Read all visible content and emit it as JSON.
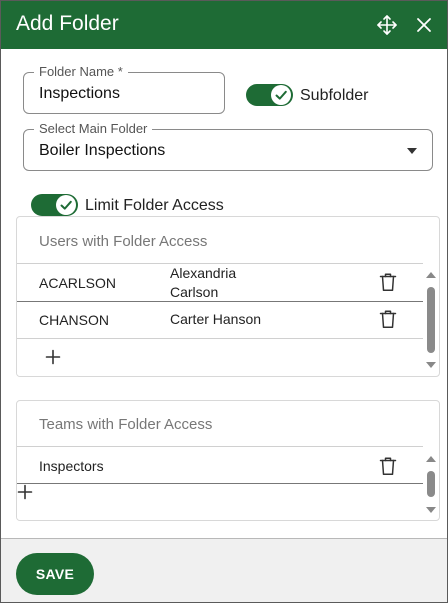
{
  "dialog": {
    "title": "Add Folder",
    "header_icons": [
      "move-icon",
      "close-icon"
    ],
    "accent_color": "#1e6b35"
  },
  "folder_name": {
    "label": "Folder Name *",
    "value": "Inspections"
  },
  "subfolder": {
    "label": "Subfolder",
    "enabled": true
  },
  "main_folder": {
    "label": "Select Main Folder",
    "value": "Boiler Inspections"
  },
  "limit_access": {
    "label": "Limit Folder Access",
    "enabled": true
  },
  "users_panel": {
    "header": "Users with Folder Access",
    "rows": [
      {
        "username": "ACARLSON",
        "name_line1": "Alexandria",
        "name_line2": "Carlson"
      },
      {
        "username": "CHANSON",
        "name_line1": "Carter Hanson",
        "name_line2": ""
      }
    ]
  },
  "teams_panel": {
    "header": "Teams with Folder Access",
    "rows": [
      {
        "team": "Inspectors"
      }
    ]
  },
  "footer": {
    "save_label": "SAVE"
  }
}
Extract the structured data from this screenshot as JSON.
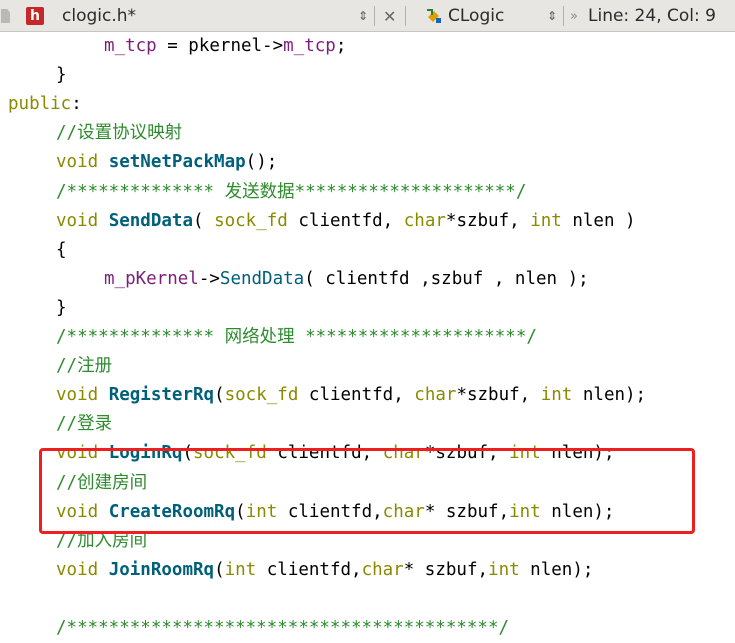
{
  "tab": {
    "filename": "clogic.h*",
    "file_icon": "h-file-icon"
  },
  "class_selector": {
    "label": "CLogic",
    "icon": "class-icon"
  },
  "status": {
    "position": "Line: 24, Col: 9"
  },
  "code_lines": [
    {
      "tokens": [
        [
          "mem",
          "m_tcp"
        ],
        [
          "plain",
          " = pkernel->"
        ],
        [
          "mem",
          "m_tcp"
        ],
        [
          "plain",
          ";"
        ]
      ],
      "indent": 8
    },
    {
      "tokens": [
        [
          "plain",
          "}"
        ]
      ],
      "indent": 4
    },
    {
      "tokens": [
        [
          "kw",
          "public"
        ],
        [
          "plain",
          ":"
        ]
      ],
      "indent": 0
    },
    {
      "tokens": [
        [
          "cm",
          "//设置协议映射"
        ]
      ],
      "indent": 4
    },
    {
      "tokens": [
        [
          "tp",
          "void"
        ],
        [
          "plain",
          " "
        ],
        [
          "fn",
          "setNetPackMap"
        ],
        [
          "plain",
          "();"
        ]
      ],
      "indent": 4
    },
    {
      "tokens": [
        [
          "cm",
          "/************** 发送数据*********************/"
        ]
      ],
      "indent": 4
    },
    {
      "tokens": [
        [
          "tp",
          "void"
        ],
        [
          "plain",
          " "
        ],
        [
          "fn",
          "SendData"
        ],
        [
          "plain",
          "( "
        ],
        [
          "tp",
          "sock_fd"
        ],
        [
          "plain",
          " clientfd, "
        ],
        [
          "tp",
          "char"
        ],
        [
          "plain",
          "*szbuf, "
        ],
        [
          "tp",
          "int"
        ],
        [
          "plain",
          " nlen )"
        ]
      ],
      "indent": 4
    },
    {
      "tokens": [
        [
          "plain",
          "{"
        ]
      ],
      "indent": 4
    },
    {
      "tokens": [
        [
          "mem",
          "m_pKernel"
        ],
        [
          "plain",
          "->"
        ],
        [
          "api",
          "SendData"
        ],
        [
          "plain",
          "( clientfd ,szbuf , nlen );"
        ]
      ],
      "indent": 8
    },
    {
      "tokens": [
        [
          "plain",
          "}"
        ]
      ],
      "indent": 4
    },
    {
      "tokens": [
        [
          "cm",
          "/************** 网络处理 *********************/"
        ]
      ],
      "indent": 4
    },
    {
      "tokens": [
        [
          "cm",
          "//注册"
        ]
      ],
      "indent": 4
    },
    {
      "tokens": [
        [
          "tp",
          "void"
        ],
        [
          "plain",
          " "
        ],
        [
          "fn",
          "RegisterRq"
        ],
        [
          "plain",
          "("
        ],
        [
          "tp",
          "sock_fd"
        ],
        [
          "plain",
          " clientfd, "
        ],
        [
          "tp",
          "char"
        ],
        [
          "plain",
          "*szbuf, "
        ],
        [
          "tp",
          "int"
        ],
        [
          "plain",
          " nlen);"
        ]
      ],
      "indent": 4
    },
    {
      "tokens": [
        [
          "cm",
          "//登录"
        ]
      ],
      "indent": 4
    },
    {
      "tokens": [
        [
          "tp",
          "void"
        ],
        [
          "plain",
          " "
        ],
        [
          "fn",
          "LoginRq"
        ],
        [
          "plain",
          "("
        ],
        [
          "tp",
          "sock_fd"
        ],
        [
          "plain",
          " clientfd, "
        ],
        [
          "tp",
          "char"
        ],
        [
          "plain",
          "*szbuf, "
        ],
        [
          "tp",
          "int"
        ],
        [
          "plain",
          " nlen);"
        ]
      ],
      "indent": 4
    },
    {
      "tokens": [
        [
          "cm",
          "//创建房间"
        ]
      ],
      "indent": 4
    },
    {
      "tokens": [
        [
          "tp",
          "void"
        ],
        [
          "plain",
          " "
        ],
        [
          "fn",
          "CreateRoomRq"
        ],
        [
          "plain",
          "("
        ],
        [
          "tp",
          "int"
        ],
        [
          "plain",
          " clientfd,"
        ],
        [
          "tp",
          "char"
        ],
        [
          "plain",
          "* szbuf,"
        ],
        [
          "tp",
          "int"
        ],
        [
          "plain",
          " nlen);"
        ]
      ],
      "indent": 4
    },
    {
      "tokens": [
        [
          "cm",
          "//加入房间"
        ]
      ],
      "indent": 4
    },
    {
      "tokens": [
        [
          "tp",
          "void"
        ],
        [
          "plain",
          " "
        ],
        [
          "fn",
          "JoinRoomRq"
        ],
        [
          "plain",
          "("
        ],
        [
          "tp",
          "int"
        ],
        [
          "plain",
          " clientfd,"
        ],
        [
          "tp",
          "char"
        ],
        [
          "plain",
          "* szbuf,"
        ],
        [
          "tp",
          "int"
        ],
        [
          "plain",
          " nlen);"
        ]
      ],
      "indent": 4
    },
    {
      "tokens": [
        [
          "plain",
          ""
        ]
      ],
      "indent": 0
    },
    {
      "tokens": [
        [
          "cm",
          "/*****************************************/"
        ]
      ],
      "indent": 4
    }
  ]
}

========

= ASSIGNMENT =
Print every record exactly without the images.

= SOLUTION =
Read all visible content and emit it as JSON.
{
  "dialog": {
    "title": "Add Folder",
    "header_icons": [
      "move-icon",
      "close-icon"
    ],
    "accent_color": "#1e6b35"
  },
  "folder_name": {
    "label": "Folder Name *",
    "value": "Inspections"
  },
  "subfolder": {
    "label": "Subfolder",
    "enabled": true
  },
  "main_folder": {
    "label": "Select Main Folder",
    "value": "Boiler Inspections"
  },
  "limit_access": {
    "label": "Limit Folder Access",
    "enabled": true
  },
  "users_panel": {
    "header": "Users with Folder Access",
    "rows": [
      {
        "username": "ACARLSON",
        "name_line1": "Alexandria",
        "name_line2": "Carlson"
      },
      {
        "username": "CHANSON",
        "name_line1": "Carter Hanson",
        "name_line2": ""
      }
    ]
  },
  "teams_panel": {
    "header": "Teams with Folder Access",
    "rows": [
      {
        "team": "Inspectors"
      }
    ]
  },
  "footer": {
    "save_label": "SAVE"
  }
}
Extract the structured data from this screenshot as JSON.
{
  "tab": {
    "filename": "clogic.h*",
    "file_icon": "h-file-icon"
  },
  "class_selector": {
    "label": "CLogic",
    "icon": "class-icon"
  },
  "status": {
    "position": "Line: 24, Col: 9"
  },
  "code_lines": [
    {
      "tokens": [
        [
          "mem",
          "m_tcp"
        ],
        [
          "plain",
          " = pkernel->"
        ],
        [
          "mem",
          "m_tcp"
        ],
        [
          "plain",
          ";"
        ]
      ],
      "indent": 8
    },
    {
      "tokens": [
        [
          "plain",
          "}"
        ]
      ],
      "indent": 4
    },
    {
      "tokens": [
        [
          "kw",
          "public"
        ],
        [
          "plain",
          ":"
        ]
      ],
      "indent": 0
    },
    {
      "tokens": [
        [
          "cm",
          "//设置协议映射"
        ]
      ],
      "indent": 4
    },
    {
      "tokens": [
        [
          "tp",
          "void"
        ],
        [
          "plain",
          " "
        ],
        [
          "fn",
          "setNetPackMap"
        ],
        [
          "plain",
          "();"
        ]
      ],
      "indent": 4
    },
    {
      "tokens": [
        [
          "cm",
          "/************** 发送数据*********************/"
        ]
      ],
      "indent": 4
    },
    {
      "tokens": [
        [
          "tp",
          "void"
        ],
        [
          "plain",
          " "
        ],
        [
          "fn",
          "SendData"
        ],
        [
          "plain",
          "( "
        ],
        [
          "tp",
          "sock_fd"
        ],
        [
          "plain",
          " clientfd, "
        ],
        [
          "tp",
          "char"
        ],
        [
          "plain",
          "*szbuf, "
        ],
        [
          "tp",
          "int"
        ],
        [
          "plain",
          " nlen )"
        ]
      ],
      "indent": 4
    },
    {
      "tokens": [
        [
          "plain",
          "{"
        ]
      ],
      "indent": 4
    },
    {
      "tokens": [
        [
          "mem",
          "m_pKernel"
        ],
        [
          "plain",
          "->"
        ],
        [
          "api",
          "SendData"
        ],
        [
          "plain",
          "( clientfd ,szbuf , nlen );"
        ]
      ],
      "indent": 8
    },
    {
      "tokens": [
        [
          "plain",
          "}"
        ]
      ],
      "indent": 4
    },
    {
      "tokens": [
        [
          "cm",
          "/************** 网络处理 *********************/"
        ]
      ],
      "indent": 4
    },
    {
      "tokens": [
        [
          "cm",
          "//注册"
        ]
      ],
      "indent": 4
    },
    {
      "tokens": [
        [
          "tp",
          "void"
        ],
        [
          "plain",
          " "
        ],
        [
          "fn",
          "RegisterRq"
        ],
        [
          "plain",
          "("
        ],
        [
          "tp",
          "sock_fd"
        ],
        [
          "plain",
          " clientfd, "
        ],
        [
          "tp",
          "char"
        ],
        [
          "plain",
          "*szbuf, "
        ],
        [
          "tp",
          "int"
        ],
        [
          "plain",
          " nlen);"
        ]
      ],
      "indent": 4
    },
    {
      "tokens": [
        [
          "cm",
          "//登录"
        ]
      ],
      "indent": 4
    },
    {
      "tokens": [
        [
          "tp",
          "void"
        ],
        [
          "plain",
          " "
        ],
        [
          "fn",
          "LoginRq"
        ],
        [
          "plain",
          "("
        ],
        [
          "tp",
          "sock_fd"
        ],
        [
          "plain",
          " clientfd, "
        ],
        [
          "tp",
          "char"
        ],
        [
          "plain",
          "*szbuf, "
        ],
        [
          "tp",
          "int"
        ],
        [
          "plain",
          " nlen);"
        ]
      ],
      "indent": 4
    },
    {
      "tokens": [
        [
          "cm",
          "//创建房间"
        ]
      ],
      "indent": 4
    },
    {
      "tokens": [
        [
          "tp",
          "void"
        ],
        [
          "plain",
          " "
        ],
        [
          "fn",
          "CreateRoomRq"
        ],
        [
          "plain",
          "("
        ],
        [
          "tp",
          "int"
        ],
        [
          "plain",
          " clientfd,"
        ],
        [
          "tp",
          "char"
        ],
        [
          "plain",
          "* szbuf,"
        ],
        [
          "tp",
          "int"
        ],
        [
          "plain",
          " nlen);"
        ]
      ],
      "indent": 4
    },
    {
      "tokens": [
        [
          "cm",
          "//加入房间"
        ]
      ],
      "indent": 4
    },
    {
      "tokens": [
        [
          "tp",
          "void"
        ],
        [
          "plain",
          " "
        ],
        [
          "fn",
          "JoinRoomRq"
        ],
        [
          "plain",
          "("
        ],
        [
          "tp",
          "int"
        ],
        [
          "plain",
          " clientfd,"
        ],
        [
          "tp",
          "char"
        ],
        [
          "plain",
          "* szbuf,"
        ],
        [
          "tp",
          "int"
        ],
        [
          "plain",
          " nlen);"
        ]
      ],
      "indent": 4
    },
    {
      "tokens": [
        [
          "plain",
          ""
        ]
      ],
      "indent": 0
    },
    {
      "tokens": [
        [
          "cm",
          "/*****************************************/"
        ]
      ],
      "indent": 4
    }
  ]
}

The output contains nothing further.